--- Directions ---
Which lines in the data contain the word "What"? Please copy each of them.

--- Source data ---
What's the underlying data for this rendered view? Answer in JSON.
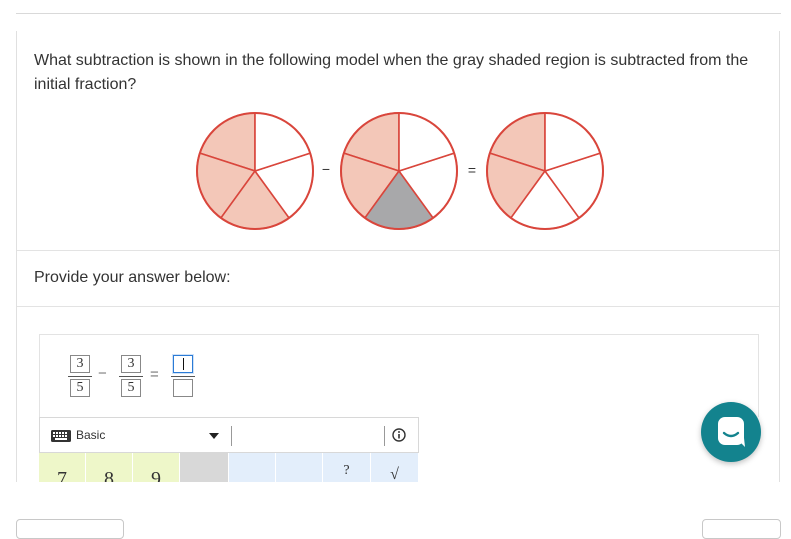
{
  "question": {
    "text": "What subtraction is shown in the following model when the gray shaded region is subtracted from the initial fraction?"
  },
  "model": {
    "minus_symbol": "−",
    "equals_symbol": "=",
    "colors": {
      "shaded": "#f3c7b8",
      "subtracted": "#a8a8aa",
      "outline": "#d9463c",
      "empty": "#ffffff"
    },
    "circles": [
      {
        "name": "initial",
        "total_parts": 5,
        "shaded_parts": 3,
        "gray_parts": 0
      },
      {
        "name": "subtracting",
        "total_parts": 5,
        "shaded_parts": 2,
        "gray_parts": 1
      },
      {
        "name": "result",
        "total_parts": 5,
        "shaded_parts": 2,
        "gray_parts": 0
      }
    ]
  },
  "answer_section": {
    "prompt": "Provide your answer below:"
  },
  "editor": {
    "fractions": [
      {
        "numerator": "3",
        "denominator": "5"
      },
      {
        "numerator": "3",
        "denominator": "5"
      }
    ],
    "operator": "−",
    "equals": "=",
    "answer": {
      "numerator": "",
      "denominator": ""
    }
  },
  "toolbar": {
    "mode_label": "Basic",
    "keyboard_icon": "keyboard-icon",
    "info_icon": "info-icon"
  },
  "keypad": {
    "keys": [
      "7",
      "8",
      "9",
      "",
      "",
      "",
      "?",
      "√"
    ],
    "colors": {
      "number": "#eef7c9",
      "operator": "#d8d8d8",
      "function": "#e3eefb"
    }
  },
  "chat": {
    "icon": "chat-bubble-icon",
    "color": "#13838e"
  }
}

--- Result for this exercise ---
What's the underlying data for this rendered view? Answer in JSON.
    "text": "What subtraction is shown in the following model when the gray shaded region is subtracted from the initial fraction?"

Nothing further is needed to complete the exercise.